[Website and app data records]
+ + + + +

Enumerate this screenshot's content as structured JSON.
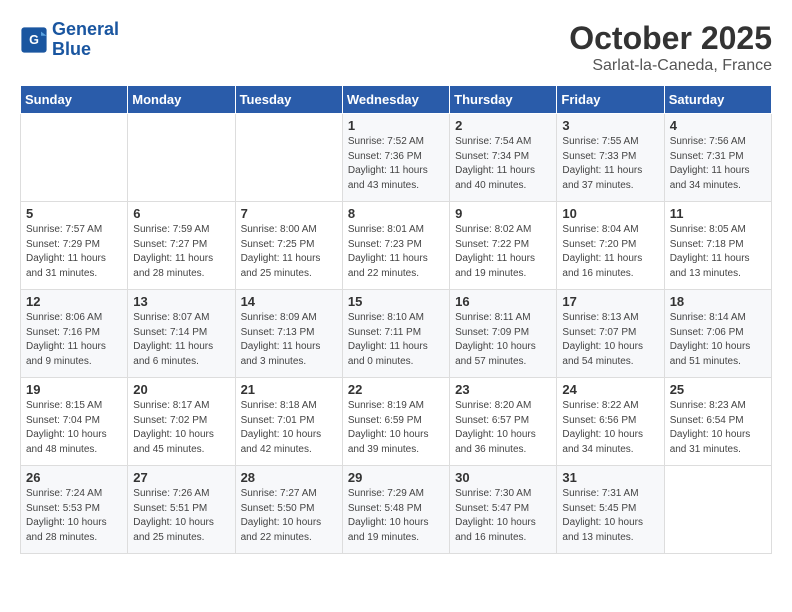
{
  "header": {
    "logo_general": "General",
    "logo_blue": "Blue",
    "month": "October 2025",
    "location": "Sarlat-la-Caneda, France"
  },
  "days_of_week": [
    "Sunday",
    "Monday",
    "Tuesday",
    "Wednesday",
    "Thursday",
    "Friday",
    "Saturday"
  ],
  "weeks": [
    [
      {
        "day": "",
        "info": ""
      },
      {
        "day": "",
        "info": ""
      },
      {
        "day": "",
        "info": ""
      },
      {
        "day": "1",
        "info": "Sunrise: 7:52 AM\nSunset: 7:36 PM\nDaylight: 11 hours\nand 43 minutes."
      },
      {
        "day": "2",
        "info": "Sunrise: 7:54 AM\nSunset: 7:34 PM\nDaylight: 11 hours\nand 40 minutes."
      },
      {
        "day": "3",
        "info": "Sunrise: 7:55 AM\nSunset: 7:33 PM\nDaylight: 11 hours\nand 37 minutes."
      },
      {
        "day": "4",
        "info": "Sunrise: 7:56 AM\nSunset: 7:31 PM\nDaylight: 11 hours\nand 34 minutes."
      }
    ],
    [
      {
        "day": "5",
        "info": "Sunrise: 7:57 AM\nSunset: 7:29 PM\nDaylight: 11 hours\nand 31 minutes."
      },
      {
        "day": "6",
        "info": "Sunrise: 7:59 AM\nSunset: 7:27 PM\nDaylight: 11 hours\nand 28 minutes."
      },
      {
        "day": "7",
        "info": "Sunrise: 8:00 AM\nSunset: 7:25 PM\nDaylight: 11 hours\nand 25 minutes."
      },
      {
        "day": "8",
        "info": "Sunrise: 8:01 AM\nSunset: 7:23 PM\nDaylight: 11 hours\nand 22 minutes."
      },
      {
        "day": "9",
        "info": "Sunrise: 8:02 AM\nSunset: 7:22 PM\nDaylight: 11 hours\nand 19 minutes."
      },
      {
        "day": "10",
        "info": "Sunrise: 8:04 AM\nSunset: 7:20 PM\nDaylight: 11 hours\nand 16 minutes."
      },
      {
        "day": "11",
        "info": "Sunrise: 8:05 AM\nSunset: 7:18 PM\nDaylight: 11 hours\nand 13 minutes."
      }
    ],
    [
      {
        "day": "12",
        "info": "Sunrise: 8:06 AM\nSunset: 7:16 PM\nDaylight: 11 hours\nand 9 minutes."
      },
      {
        "day": "13",
        "info": "Sunrise: 8:07 AM\nSunset: 7:14 PM\nDaylight: 11 hours\nand 6 minutes."
      },
      {
        "day": "14",
        "info": "Sunrise: 8:09 AM\nSunset: 7:13 PM\nDaylight: 11 hours\nand 3 minutes."
      },
      {
        "day": "15",
        "info": "Sunrise: 8:10 AM\nSunset: 7:11 PM\nDaylight: 11 hours\nand 0 minutes."
      },
      {
        "day": "16",
        "info": "Sunrise: 8:11 AM\nSunset: 7:09 PM\nDaylight: 10 hours\nand 57 minutes."
      },
      {
        "day": "17",
        "info": "Sunrise: 8:13 AM\nSunset: 7:07 PM\nDaylight: 10 hours\nand 54 minutes."
      },
      {
        "day": "18",
        "info": "Sunrise: 8:14 AM\nSunset: 7:06 PM\nDaylight: 10 hours\nand 51 minutes."
      }
    ],
    [
      {
        "day": "19",
        "info": "Sunrise: 8:15 AM\nSunset: 7:04 PM\nDaylight: 10 hours\nand 48 minutes."
      },
      {
        "day": "20",
        "info": "Sunrise: 8:17 AM\nSunset: 7:02 PM\nDaylight: 10 hours\nand 45 minutes."
      },
      {
        "day": "21",
        "info": "Sunrise: 8:18 AM\nSunset: 7:01 PM\nDaylight: 10 hours\nand 42 minutes."
      },
      {
        "day": "22",
        "info": "Sunrise: 8:19 AM\nSunset: 6:59 PM\nDaylight: 10 hours\nand 39 minutes."
      },
      {
        "day": "23",
        "info": "Sunrise: 8:20 AM\nSunset: 6:57 PM\nDaylight: 10 hours\nand 36 minutes."
      },
      {
        "day": "24",
        "info": "Sunrise: 8:22 AM\nSunset: 6:56 PM\nDaylight: 10 hours\nand 34 minutes."
      },
      {
        "day": "25",
        "info": "Sunrise: 8:23 AM\nSunset: 6:54 PM\nDaylight: 10 hours\nand 31 minutes."
      }
    ],
    [
      {
        "day": "26",
        "info": "Sunrise: 7:24 AM\nSunset: 5:53 PM\nDaylight: 10 hours\nand 28 minutes."
      },
      {
        "day": "27",
        "info": "Sunrise: 7:26 AM\nSunset: 5:51 PM\nDaylight: 10 hours\nand 25 minutes."
      },
      {
        "day": "28",
        "info": "Sunrise: 7:27 AM\nSunset: 5:50 PM\nDaylight: 10 hours\nand 22 minutes."
      },
      {
        "day": "29",
        "info": "Sunrise: 7:29 AM\nSunset: 5:48 PM\nDaylight: 10 hours\nand 19 minutes."
      },
      {
        "day": "30",
        "info": "Sunrise: 7:30 AM\nSunset: 5:47 PM\nDaylight: 10 hours\nand 16 minutes."
      },
      {
        "day": "31",
        "info": "Sunrise: 7:31 AM\nSunset: 5:45 PM\nDaylight: 10 hours\nand 13 minutes."
      },
      {
        "day": "",
        "info": ""
      }
    ]
  ]
}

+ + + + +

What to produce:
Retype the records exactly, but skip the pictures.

Solution to the exercise:
Enumerate this screenshot's content as structured JSON.
{
  "header": {
    "logo_general": "General",
    "logo_blue": "Blue",
    "month": "October 2025",
    "location": "Sarlat-la-Caneda, France"
  },
  "days_of_week": [
    "Sunday",
    "Monday",
    "Tuesday",
    "Wednesday",
    "Thursday",
    "Friday",
    "Saturday"
  ],
  "weeks": [
    [
      {
        "day": "",
        "info": ""
      },
      {
        "day": "",
        "info": ""
      },
      {
        "day": "",
        "info": ""
      },
      {
        "day": "1",
        "info": "Sunrise: 7:52 AM\nSunset: 7:36 PM\nDaylight: 11 hours\nand 43 minutes."
      },
      {
        "day": "2",
        "info": "Sunrise: 7:54 AM\nSunset: 7:34 PM\nDaylight: 11 hours\nand 40 minutes."
      },
      {
        "day": "3",
        "info": "Sunrise: 7:55 AM\nSunset: 7:33 PM\nDaylight: 11 hours\nand 37 minutes."
      },
      {
        "day": "4",
        "info": "Sunrise: 7:56 AM\nSunset: 7:31 PM\nDaylight: 11 hours\nand 34 minutes."
      }
    ],
    [
      {
        "day": "5",
        "info": "Sunrise: 7:57 AM\nSunset: 7:29 PM\nDaylight: 11 hours\nand 31 minutes."
      },
      {
        "day": "6",
        "info": "Sunrise: 7:59 AM\nSunset: 7:27 PM\nDaylight: 11 hours\nand 28 minutes."
      },
      {
        "day": "7",
        "info": "Sunrise: 8:00 AM\nSunset: 7:25 PM\nDaylight: 11 hours\nand 25 minutes."
      },
      {
        "day": "8",
        "info": "Sunrise: 8:01 AM\nSunset: 7:23 PM\nDaylight: 11 hours\nand 22 minutes."
      },
      {
        "day": "9",
        "info": "Sunrise: 8:02 AM\nSunset: 7:22 PM\nDaylight: 11 hours\nand 19 minutes."
      },
      {
        "day": "10",
        "info": "Sunrise: 8:04 AM\nSunset: 7:20 PM\nDaylight: 11 hours\nand 16 minutes."
      },
      {
        "day": "11",
        "info": "Sunrise: 8:05 AM\nSunset: 7:18 PM\nDaylight: 11 hours\nand 13 minutes."
      }
    ],
    [
      {
        "day": "12",
        "info": "Sunrise: 8:06 AM\nSunset: 7:16 PM\nDaylight: 11 hours\nand 9 minutes."
      },
      {
        "day": "13",
        "info": "Sunrise: 8:07 AM\nSunset: 7:14 PM\nDaylight: 11 hours\nand 6 minutes."
      },
      {
        "day": "14",
        "info": "Sunrise: 8:09 AM\nSunset: 7:13 PM\nDaylight: 11 hours\nand 3 minutes."
      },
      {
        "day": "15",
        "info": "Sunrise: 8:10 AM\nSunset: 7:11 PM\nDaylight: 11 hours\nand 0 minutes."
      },
      {
        "day": "16",
        "info": "Sunrise: 8:11 AM\nSunset: 7:09 PM\nDaylight: 10 hours\nand 57 minutes."
      },
      {
        "day": "17",
        "info": "Sunrise: 8:13 AM\nSunset: 7:07 PM\nDaylight: 10 hours\nand 54 minutes."
      },
      {
        "day": "18",
        "info": "Sunrise: 8:14 AM\nSunset: 7:06 PM\nDaylight: 10 hours\nand 51 minutes."
      }
    ],
    [
      {
        "day": "19",
        "info": "Sunrise: 8:15 AM\nSunset: 7:04 PM\nDaylight: 10 hours\nand 48 minutes."
      },
      {
        "day": "20",
        "info": "Sunrise: 8:17 AM\nSunset: 7:02 PM\nDaylight: 10 hours\nand 45 minutes."
      },
      {
        "day": "21",
        "info": "Sunrise: 8:18 AM\nSunset: 7:01 PM\nDaylight: 10 hours\nand 42 minutes."
      },
      {
        "day": "22",
        "info": "Sunrise: 8:19 AM\nSunset: 6:59 PM\nDaylight: 10 hours\nand 39 minutes."
      },
      {
        "day": "23",
        "info": "Sunrise: 8:20 AM\nSunset: 6:57 PM\nDaylight: 10 hours\nand 36 minutes."
      },
      {
        "day": "24",
        "info": "Sunrise: 8:22 AM\nSunset: 6:56 PM\nDaylight: 10 hours\nand 34 minutes."
      },
      {
        "day": "25",
        "info": "Sunrise: 8:23 AM\nSunset: 6:54 PM\nDaylight: 10 hours\nand 31 minutes."
      }
    ],
    [
      {
        "day": "26",
        "info": "Sunrise: 7:24 AM\nSunset: 5:53 PM\nDaylight: 10 hours\nand 28 minutes."
      },
      {
        "day": "27",
        "info": "Sunrise: 7:26 AM\nSunset: 5:51 PM\nDaylight: 10 hours\nand 25 minutes."
      },
      {
        "day": "28",
        "info": "Sunrise: 7:27 AM\nSunset: 5:50 PM\nDaylight: 10 hours\nand 22 minutes."
      },
      {
        "day": "29",
        "info": "Sunrise: 7:29 AM\nSunset: 5:48 PM\nDaylight: 10 hours\nand 19 minutes."
      },
      {
        "day": "30",
        "info": "Sunrise: 7:30 AM\nSunset: 5:47 PM\nDaylight: 10 hours\nand 16 minutes."
      },
      {
        "day": "31",
        "info": "Sunrise: 7:31 AM\nSunset: 5:45 PM\nDaylight: 10 hours\nand 13 minutes."
      },
      {
        "day": "",
        "info": ""
      }
    ]
  ]
}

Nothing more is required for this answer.